══ Supplied information ══

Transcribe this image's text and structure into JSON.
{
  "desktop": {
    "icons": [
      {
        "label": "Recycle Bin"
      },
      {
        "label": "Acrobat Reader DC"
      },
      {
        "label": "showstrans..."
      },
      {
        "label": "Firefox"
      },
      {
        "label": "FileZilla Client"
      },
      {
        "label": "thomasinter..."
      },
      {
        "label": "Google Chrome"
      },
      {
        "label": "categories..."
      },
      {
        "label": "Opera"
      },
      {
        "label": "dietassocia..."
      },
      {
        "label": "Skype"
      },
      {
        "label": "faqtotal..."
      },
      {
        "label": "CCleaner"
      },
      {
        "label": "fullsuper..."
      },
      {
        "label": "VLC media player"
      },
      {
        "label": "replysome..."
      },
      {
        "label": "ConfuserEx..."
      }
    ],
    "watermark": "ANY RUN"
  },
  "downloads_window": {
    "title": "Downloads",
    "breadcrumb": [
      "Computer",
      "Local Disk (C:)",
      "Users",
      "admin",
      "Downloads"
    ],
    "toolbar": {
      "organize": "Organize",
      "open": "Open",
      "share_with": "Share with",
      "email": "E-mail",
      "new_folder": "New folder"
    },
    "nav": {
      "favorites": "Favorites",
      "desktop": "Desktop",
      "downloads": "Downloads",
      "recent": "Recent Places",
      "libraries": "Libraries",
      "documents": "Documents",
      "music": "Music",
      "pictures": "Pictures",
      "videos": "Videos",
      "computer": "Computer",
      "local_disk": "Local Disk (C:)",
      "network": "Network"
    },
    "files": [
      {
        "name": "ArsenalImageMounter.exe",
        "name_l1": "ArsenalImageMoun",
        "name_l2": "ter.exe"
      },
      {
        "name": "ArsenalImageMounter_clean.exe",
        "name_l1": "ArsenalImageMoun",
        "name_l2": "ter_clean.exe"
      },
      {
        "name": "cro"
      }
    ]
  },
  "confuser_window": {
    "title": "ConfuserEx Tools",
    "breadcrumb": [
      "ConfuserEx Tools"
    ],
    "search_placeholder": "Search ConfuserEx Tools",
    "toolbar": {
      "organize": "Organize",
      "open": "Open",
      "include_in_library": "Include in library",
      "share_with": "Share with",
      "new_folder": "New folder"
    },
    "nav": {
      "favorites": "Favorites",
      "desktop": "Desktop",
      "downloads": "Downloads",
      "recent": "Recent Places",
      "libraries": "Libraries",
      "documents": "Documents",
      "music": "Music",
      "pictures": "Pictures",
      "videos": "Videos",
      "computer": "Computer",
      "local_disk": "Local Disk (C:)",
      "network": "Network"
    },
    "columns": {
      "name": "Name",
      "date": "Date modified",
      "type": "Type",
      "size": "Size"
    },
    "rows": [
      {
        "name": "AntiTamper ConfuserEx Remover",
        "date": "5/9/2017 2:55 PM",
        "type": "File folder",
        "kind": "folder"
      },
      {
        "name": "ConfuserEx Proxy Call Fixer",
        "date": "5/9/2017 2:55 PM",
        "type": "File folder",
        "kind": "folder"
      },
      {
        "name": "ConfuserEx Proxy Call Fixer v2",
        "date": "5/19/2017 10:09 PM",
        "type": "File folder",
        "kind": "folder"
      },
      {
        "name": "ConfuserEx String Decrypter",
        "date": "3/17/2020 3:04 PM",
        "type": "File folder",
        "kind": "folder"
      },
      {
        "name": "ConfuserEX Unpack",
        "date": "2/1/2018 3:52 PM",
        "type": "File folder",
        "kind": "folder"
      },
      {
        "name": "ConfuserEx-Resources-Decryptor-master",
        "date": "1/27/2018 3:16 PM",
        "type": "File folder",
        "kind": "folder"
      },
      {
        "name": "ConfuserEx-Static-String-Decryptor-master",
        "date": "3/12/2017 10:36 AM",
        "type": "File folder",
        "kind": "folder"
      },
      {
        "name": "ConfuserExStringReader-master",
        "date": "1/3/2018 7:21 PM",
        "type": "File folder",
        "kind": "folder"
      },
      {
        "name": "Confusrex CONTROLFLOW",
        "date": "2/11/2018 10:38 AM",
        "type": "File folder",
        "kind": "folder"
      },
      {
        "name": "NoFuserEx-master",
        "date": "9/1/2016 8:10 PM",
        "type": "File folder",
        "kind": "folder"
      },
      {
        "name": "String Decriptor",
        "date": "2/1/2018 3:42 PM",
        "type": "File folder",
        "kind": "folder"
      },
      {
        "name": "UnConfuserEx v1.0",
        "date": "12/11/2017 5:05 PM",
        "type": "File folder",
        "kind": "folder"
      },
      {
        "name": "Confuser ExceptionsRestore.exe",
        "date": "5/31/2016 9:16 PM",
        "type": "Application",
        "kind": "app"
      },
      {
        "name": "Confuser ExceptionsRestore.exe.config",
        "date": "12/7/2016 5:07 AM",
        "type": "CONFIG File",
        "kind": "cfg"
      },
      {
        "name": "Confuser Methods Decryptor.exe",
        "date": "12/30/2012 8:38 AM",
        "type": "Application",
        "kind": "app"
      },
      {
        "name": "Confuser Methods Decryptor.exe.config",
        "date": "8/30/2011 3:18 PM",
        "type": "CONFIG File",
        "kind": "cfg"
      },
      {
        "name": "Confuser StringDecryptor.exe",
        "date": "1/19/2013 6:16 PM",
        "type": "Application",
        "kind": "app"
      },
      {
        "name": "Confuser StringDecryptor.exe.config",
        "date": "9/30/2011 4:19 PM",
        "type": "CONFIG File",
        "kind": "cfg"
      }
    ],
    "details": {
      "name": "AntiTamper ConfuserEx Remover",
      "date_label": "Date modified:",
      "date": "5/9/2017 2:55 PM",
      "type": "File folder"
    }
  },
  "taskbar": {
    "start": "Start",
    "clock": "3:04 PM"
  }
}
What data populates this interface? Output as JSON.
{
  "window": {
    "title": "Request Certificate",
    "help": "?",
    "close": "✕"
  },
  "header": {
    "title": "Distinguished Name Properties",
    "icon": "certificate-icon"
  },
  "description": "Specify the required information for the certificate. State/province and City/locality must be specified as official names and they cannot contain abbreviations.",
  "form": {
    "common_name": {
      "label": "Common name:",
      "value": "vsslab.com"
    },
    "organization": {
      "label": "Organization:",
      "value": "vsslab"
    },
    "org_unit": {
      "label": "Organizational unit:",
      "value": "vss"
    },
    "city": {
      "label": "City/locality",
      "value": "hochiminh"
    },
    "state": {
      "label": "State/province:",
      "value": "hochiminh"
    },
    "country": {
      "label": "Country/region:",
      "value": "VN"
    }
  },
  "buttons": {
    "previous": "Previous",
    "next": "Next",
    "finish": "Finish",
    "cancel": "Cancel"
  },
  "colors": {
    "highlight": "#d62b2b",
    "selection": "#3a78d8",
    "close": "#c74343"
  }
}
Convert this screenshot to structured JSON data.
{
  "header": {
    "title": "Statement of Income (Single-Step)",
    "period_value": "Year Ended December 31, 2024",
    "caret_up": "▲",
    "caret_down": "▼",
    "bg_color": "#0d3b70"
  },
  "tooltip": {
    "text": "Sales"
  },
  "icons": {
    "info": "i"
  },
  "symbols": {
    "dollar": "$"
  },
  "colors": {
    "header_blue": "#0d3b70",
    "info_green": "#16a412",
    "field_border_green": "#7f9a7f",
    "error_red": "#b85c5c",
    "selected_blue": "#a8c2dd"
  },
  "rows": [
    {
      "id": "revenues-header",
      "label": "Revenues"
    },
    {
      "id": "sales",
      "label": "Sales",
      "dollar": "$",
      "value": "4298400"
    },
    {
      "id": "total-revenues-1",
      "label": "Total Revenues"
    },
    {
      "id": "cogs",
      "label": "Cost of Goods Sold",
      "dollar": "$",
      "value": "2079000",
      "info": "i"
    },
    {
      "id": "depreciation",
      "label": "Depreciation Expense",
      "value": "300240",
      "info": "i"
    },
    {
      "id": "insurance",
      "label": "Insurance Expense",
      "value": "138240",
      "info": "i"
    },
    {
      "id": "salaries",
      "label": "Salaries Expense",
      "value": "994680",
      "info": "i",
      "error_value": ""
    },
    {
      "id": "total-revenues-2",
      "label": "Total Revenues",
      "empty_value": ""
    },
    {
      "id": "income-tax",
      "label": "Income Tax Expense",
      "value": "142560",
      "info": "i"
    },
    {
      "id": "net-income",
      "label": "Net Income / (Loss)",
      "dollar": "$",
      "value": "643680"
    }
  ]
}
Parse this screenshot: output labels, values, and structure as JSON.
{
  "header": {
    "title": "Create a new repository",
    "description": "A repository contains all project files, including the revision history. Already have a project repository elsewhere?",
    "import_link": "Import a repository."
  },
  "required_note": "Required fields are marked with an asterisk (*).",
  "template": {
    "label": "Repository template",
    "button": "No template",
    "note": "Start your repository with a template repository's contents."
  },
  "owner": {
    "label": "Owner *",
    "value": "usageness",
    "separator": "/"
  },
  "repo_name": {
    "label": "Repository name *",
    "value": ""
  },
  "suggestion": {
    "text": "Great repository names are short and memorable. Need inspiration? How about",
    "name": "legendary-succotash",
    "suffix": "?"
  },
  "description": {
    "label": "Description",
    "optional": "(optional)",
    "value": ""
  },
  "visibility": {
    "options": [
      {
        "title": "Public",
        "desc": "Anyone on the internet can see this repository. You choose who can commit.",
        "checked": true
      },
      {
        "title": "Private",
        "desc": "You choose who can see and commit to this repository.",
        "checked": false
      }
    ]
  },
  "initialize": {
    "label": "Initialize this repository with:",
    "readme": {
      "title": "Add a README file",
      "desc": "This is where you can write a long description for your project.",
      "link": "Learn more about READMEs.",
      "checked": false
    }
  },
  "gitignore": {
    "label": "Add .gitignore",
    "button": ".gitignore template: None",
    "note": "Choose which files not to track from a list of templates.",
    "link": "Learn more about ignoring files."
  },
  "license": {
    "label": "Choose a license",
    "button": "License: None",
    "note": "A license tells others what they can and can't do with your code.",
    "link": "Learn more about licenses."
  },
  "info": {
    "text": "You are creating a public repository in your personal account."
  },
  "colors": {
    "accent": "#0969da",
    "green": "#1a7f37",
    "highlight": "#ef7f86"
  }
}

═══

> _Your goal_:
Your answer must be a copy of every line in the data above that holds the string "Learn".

> _Written response_:
      "link": "Learn more about READMEs.",
    "link": "Learn more about ignoring files."
    "link": "Learn more about licenses."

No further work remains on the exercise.